It’s 11:39 PM when I’m starting to write. It’s Wednesday, “Hump Day”. I’ve decided to write in a public forum in the hopes that doing so will make me shape up enough to write in complete sentences. Basically, to not be so lazy. Alright, that wasn’t a complete sentence.
Whatever. That wasn’t either.
What matters is that I write everyday. There’s no other way to become a good writer. I’ve heard a lot of writers talk about writing. And one thing they all seem to agree on — and they don’t agree on much — is that in order to become a writer, you need to write. That seems obvious, and it is. “Seeming obvious” is dangerous, though, when I realized how much time a day I was THINKING about writing, and how little time I was actually writing.
So here goes. I’ve lived long enough to know that mistakes are inevitable. I know for sure that I’ll make mistakes that would make Strunk and White cringe. But I’ll do my best not to be sloppy. I’ll do my best to capitalize the beginnings of sentences. I’ll do my best to use the apostrophe when it’s right to use it, and leave the apostrophe out when it’s not its time.
I know that writing is much more than grammar. Writing is about conveying ideas, however that works. Grammar helps. But, writing is also about being an active member of society. Writing is about learning civility. Writing is about distilling vitriol and serving it hot and bubbling. Writing is about learning new words. Writing is about words people understand. Writing is about comforting. Writing is about stirring up a slack, boggy pond. Writing is about that boulder perched on the side of a mountain. Writing is about putting a little rock next to the boulder and prying the boulder loose of the mountainside with the simple machine strength of your prose. Writing is about tying supports to that boulder so it doesn’t smash into the house at the bottom. Writing is about realizing that the house at the bottom will actually be crushed by the falling boulder and that you can take with you only what you can pack on your horse — your bowl, your notebook, your kids, your partner — and move a few yards to the side as the boulder rolls into what you thought your home was. Writing is acknowledgment of those tricky subjects: sex, humor, taxes, cancer, jealousy, death, wonderment, water, fire, our piddling place in the universe, God in the movements of the dancer you saw last month even though you’re not sure if you believe in God, trees, birds, the ocean, rice, beans, and caviar.
Maybe you like to write. Maybe you hate it. Maybe you love it. Maybe you’ve never really tried. If you’ve never really tried, but would like to, here is a way to start.
It’s called Nanowrimo.
Nanowrimo stands for National Novel Writing Month and it’s the best kick in the ass that I know of to get started writing.

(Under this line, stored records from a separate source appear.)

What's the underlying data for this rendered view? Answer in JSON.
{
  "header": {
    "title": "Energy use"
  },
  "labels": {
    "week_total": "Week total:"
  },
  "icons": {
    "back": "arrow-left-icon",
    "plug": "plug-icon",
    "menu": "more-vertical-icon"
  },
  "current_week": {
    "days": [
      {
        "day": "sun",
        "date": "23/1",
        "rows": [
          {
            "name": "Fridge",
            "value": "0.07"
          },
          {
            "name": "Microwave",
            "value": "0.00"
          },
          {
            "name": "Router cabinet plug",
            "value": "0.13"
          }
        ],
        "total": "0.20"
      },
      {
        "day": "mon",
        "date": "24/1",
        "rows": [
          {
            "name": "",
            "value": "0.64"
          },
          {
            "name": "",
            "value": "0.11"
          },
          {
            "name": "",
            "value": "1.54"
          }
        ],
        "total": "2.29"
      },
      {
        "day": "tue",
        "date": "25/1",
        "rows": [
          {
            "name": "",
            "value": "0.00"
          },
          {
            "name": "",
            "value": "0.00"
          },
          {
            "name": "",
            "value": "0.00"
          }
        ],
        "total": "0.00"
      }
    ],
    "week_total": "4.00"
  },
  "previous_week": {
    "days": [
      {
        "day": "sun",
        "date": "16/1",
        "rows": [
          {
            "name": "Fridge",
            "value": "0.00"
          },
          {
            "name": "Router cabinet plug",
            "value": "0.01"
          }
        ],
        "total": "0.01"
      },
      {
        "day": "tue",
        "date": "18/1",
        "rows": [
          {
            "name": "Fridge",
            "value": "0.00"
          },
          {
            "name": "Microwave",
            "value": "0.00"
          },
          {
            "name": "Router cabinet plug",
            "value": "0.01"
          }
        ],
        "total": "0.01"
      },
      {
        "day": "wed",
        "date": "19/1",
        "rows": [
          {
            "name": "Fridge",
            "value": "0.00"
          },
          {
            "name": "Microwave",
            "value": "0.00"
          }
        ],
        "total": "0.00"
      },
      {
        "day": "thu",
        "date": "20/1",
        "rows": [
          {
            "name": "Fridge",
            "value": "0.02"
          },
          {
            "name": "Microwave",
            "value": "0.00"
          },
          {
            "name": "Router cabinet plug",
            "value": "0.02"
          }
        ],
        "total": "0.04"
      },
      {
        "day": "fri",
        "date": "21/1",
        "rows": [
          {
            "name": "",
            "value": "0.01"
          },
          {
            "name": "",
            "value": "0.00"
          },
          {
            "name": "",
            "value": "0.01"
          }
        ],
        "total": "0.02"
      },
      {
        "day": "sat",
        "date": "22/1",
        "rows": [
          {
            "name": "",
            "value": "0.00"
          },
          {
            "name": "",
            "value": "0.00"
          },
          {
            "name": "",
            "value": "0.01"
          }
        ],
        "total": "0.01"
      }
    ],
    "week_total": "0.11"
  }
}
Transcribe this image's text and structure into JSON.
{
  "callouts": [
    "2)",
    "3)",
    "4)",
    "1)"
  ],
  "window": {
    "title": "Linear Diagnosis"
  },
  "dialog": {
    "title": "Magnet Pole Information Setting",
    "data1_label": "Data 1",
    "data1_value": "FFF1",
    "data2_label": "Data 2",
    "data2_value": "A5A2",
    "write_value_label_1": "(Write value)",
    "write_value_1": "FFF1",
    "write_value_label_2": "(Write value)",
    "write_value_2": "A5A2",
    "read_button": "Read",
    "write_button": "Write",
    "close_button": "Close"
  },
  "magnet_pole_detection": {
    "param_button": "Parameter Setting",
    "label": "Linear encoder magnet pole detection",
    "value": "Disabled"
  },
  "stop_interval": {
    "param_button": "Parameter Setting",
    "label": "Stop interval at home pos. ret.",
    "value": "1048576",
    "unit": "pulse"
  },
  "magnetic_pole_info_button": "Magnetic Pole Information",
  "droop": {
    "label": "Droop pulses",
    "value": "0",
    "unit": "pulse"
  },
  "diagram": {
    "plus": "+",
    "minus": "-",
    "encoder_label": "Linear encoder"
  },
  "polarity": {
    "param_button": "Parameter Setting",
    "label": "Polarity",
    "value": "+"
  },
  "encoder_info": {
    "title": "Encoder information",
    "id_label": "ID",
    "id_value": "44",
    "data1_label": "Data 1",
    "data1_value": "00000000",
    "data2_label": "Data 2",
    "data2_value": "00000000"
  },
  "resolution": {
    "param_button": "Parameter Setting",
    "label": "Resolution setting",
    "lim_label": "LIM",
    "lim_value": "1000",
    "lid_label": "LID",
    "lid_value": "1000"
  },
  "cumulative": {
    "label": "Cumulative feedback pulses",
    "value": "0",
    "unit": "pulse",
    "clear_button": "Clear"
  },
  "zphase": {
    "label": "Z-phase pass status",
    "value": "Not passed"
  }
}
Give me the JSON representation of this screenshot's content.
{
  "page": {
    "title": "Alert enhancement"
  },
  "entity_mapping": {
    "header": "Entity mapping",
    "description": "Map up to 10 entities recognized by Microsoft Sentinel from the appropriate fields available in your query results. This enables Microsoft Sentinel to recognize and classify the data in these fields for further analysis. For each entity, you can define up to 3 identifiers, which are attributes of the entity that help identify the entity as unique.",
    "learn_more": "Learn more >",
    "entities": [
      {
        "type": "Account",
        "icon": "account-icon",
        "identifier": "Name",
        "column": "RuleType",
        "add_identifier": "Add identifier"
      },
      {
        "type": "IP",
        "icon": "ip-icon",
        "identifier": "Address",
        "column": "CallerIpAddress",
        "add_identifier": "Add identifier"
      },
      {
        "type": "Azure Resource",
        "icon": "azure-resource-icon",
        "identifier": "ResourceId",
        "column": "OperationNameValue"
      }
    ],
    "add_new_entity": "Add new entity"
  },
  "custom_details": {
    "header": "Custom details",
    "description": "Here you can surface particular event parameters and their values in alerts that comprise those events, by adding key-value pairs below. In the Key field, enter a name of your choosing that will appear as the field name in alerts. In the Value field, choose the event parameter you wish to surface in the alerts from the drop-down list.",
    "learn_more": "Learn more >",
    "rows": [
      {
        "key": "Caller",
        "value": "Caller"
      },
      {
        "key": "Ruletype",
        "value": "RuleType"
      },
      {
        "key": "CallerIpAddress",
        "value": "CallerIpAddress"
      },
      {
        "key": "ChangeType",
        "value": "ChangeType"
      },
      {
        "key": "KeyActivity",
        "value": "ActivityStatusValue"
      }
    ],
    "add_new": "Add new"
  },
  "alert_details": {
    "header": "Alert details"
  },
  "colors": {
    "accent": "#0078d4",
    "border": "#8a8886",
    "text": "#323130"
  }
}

Nanowrimo started out with a person who recognized the power of guilt monkeys and plot bunnies and running backwards speaking inspiring words into a camera. Wearing, of course, a Viking helmet. You too can be a Nanowrimo champion. Who knows where it, or you, will go next. Take the plunge: Nanowrimo.org